▶ **INFORMATION PROVIDED**:
□ □ □

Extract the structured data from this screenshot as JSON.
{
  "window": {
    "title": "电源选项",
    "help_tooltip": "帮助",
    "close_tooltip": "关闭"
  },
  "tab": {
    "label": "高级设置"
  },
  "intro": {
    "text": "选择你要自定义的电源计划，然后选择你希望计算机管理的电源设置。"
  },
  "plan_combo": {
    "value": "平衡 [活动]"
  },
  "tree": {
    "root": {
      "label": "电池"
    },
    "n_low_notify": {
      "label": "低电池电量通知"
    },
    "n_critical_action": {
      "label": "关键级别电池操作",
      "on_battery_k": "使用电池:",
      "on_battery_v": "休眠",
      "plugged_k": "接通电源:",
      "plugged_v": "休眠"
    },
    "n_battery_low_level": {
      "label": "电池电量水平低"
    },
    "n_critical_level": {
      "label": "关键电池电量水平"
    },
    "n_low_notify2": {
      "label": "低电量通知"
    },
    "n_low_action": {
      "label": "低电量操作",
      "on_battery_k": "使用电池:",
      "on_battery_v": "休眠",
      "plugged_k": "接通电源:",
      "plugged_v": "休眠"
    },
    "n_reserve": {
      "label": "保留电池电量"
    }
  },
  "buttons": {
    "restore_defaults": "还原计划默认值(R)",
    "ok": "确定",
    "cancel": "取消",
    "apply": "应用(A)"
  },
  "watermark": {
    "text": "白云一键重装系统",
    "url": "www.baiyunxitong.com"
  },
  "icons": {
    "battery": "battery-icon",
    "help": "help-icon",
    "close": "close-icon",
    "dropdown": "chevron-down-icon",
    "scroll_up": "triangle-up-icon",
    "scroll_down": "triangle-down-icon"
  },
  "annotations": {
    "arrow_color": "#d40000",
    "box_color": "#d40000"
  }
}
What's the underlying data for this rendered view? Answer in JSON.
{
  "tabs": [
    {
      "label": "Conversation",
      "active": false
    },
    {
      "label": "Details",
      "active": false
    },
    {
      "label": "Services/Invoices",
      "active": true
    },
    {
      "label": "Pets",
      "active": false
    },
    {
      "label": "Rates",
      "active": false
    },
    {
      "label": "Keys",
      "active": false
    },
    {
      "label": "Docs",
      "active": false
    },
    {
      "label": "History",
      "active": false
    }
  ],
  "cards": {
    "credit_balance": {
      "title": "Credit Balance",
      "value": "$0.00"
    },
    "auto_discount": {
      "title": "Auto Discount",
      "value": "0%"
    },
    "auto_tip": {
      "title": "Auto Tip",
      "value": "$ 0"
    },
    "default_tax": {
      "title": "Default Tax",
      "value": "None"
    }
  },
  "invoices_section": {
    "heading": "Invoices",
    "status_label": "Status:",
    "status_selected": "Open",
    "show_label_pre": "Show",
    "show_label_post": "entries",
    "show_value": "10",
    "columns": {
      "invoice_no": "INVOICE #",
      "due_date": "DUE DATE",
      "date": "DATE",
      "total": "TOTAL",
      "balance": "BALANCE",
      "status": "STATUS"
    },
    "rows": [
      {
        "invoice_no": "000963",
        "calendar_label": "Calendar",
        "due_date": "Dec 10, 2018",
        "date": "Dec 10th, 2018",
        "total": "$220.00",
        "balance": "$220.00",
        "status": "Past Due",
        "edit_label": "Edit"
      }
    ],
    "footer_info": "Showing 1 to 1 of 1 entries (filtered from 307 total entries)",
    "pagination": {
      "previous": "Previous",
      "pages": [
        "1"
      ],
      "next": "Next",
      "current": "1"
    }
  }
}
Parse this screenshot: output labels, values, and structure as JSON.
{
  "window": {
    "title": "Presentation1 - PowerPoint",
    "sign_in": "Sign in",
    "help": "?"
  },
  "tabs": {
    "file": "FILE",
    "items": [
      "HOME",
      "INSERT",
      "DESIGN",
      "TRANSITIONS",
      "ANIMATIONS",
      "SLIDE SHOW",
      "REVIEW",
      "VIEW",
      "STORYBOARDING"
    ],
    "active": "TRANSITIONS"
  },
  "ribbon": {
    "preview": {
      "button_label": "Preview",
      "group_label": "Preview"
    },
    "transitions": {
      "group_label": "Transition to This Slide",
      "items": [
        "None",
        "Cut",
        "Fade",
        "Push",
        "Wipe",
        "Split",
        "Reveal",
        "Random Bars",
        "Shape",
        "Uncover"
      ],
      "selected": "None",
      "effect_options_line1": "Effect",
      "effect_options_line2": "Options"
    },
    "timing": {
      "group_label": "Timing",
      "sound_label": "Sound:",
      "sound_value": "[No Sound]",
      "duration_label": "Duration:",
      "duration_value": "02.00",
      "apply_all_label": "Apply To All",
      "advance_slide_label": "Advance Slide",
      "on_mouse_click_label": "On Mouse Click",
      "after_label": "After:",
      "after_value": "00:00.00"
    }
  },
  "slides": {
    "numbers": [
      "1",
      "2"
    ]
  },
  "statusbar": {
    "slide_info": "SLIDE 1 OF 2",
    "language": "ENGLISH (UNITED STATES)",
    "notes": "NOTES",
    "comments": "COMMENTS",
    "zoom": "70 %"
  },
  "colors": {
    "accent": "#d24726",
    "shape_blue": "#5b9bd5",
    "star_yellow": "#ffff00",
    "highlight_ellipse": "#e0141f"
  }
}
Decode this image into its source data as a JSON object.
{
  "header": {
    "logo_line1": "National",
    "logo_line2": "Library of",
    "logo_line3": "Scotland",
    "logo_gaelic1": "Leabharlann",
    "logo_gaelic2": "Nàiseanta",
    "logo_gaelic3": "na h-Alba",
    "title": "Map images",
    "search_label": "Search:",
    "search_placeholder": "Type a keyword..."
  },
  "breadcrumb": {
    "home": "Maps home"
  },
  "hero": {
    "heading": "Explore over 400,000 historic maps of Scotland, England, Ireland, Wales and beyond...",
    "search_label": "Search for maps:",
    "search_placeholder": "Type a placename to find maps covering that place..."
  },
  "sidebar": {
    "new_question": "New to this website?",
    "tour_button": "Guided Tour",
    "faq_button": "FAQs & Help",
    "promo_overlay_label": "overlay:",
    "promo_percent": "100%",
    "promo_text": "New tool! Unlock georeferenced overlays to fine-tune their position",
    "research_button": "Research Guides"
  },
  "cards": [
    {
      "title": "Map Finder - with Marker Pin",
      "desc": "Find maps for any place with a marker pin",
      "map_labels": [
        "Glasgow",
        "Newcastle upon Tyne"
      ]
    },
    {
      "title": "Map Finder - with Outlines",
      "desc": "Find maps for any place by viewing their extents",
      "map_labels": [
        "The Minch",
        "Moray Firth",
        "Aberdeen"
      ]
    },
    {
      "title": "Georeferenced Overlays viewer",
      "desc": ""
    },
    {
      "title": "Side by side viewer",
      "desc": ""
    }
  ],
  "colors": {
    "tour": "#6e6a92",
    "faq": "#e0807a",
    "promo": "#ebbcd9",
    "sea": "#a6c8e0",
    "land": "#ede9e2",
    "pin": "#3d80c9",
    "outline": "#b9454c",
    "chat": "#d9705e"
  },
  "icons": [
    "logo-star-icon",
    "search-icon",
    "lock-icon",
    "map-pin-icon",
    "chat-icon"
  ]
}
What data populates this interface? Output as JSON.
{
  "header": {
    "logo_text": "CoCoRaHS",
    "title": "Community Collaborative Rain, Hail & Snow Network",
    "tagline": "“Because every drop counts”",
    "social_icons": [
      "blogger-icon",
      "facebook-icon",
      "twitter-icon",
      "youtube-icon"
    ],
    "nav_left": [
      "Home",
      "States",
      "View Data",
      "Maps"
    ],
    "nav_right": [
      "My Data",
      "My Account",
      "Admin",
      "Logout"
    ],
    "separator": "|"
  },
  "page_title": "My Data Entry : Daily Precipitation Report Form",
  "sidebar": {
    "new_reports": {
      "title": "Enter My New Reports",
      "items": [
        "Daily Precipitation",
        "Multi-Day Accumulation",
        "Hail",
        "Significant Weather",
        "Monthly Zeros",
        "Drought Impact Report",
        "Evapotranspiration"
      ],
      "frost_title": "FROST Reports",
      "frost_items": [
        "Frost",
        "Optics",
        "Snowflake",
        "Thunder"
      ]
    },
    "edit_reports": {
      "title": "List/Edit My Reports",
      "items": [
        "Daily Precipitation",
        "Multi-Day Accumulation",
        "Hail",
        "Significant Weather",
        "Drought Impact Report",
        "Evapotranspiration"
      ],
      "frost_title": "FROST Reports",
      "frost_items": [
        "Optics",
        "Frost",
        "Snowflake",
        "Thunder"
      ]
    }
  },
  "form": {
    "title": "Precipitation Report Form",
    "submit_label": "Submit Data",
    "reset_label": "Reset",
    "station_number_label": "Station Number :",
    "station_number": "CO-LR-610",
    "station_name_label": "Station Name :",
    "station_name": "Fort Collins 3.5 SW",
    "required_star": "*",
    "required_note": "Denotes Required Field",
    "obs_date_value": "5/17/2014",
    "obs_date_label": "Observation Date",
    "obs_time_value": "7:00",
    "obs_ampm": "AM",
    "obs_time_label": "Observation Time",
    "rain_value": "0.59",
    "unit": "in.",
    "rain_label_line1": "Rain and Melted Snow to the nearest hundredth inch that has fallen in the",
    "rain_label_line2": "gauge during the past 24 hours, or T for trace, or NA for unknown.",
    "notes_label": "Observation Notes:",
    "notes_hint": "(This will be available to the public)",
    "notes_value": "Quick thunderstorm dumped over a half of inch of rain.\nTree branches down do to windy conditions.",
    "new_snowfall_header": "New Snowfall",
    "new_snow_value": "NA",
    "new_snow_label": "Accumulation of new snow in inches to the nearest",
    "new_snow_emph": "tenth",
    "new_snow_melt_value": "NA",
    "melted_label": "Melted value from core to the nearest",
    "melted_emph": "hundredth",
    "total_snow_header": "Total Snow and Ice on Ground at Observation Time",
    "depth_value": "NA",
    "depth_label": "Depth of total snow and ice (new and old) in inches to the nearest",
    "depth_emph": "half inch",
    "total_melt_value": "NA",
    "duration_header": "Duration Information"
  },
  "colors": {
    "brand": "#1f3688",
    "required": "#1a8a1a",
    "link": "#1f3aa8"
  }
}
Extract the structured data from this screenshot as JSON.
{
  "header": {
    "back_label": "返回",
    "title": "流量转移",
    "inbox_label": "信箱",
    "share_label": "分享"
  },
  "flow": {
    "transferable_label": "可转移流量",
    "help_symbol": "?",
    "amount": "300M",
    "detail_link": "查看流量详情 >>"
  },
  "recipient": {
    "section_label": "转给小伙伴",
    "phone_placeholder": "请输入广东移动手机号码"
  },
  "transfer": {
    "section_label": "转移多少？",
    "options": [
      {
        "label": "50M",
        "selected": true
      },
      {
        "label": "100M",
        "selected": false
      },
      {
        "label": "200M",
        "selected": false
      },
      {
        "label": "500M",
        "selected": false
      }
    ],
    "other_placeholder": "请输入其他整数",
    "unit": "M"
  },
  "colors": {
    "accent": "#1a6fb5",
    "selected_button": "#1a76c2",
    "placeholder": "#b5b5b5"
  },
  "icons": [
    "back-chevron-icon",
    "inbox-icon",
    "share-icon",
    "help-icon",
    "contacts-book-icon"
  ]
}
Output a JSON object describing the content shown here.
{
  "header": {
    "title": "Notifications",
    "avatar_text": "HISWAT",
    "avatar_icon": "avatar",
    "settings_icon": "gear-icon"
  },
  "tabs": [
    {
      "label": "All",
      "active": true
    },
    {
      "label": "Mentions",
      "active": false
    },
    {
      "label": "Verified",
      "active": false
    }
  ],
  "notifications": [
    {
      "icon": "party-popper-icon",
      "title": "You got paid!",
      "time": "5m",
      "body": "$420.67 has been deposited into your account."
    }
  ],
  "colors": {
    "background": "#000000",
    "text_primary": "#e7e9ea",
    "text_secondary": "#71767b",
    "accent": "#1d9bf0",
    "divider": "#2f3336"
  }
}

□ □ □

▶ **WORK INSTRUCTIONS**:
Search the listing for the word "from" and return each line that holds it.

▶ **PROBLEM SOLUTION**:
Extract the structured data from this screenshot as JSON.
    "footer_info": "Showing 1 to 1 of 1 entries (filtered from 307 total entries)",
    "melted_label": "Melted value from core to the nearest",
Extract the structured data from this screenshot as JSON.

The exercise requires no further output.